■ **PROBLEM TO WORK ON**: Copies of all lines containing the string "name" are needed from the data below.

** Opening LISTED RECORDS block **

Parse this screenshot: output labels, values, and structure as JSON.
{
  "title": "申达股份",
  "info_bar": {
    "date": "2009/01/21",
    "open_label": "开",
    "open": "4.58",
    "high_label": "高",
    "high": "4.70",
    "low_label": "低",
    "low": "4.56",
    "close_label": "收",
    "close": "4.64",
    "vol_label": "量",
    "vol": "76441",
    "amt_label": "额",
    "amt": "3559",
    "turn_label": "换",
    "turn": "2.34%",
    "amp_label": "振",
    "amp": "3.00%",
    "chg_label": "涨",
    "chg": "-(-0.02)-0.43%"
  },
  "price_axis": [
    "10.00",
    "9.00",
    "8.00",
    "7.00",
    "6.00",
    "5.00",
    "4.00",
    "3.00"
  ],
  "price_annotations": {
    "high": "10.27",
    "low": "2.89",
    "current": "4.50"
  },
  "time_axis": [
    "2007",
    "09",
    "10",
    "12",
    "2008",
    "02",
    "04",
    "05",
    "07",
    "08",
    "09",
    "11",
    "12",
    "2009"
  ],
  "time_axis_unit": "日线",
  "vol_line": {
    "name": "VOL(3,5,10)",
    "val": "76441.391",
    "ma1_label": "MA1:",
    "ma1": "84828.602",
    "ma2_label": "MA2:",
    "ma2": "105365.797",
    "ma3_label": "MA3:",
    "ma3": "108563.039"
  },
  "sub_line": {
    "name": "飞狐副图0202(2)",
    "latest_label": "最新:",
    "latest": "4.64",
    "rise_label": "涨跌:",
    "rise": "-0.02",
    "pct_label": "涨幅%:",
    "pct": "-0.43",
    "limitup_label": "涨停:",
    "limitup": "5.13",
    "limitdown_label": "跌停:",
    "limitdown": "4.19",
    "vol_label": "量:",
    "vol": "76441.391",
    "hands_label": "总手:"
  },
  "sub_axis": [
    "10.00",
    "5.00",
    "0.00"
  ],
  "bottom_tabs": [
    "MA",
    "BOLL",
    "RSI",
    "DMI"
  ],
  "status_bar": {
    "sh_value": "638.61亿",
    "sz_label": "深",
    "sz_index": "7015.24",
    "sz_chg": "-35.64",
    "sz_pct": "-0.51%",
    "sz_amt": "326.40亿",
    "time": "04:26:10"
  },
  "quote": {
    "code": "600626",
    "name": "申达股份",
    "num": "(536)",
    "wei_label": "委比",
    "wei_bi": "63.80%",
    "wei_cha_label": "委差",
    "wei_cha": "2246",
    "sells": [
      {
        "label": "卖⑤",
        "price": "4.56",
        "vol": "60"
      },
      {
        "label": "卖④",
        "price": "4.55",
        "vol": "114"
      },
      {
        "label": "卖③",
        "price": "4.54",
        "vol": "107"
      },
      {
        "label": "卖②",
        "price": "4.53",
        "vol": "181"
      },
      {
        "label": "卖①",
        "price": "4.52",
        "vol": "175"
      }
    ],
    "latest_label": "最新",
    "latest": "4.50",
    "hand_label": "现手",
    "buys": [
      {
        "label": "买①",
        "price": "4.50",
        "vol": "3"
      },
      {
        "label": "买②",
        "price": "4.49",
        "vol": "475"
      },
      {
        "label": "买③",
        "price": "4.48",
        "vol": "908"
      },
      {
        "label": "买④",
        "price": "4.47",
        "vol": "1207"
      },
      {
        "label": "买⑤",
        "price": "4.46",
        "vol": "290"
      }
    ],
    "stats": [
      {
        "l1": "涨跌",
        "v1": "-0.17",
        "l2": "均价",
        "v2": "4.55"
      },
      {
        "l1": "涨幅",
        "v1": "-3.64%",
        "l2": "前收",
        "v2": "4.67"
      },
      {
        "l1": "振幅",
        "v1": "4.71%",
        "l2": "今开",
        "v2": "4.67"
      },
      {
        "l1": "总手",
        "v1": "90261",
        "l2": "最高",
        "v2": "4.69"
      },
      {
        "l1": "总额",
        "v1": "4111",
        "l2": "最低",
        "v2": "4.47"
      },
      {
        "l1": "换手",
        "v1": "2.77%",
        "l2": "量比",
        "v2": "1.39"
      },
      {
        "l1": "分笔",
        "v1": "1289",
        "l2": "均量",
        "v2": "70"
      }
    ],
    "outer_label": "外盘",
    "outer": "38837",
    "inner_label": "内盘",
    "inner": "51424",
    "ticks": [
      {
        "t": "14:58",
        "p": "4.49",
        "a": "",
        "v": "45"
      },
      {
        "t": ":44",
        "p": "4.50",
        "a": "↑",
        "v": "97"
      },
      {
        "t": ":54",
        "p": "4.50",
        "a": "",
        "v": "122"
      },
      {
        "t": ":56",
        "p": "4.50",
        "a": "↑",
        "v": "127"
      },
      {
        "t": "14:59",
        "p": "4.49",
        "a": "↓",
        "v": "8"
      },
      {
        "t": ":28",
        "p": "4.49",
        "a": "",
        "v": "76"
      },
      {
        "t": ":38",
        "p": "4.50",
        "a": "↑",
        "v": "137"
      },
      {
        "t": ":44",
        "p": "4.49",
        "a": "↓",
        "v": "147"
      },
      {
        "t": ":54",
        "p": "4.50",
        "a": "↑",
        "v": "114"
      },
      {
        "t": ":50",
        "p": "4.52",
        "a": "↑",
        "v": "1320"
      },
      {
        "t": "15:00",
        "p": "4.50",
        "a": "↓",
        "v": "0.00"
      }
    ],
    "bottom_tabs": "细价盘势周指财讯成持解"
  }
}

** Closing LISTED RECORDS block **

■ **ANSWER SPACE**:
    "name": "VOL(3,5,10)",
    "name": "飞狐副图0202(2)",
    "name": "申达股份",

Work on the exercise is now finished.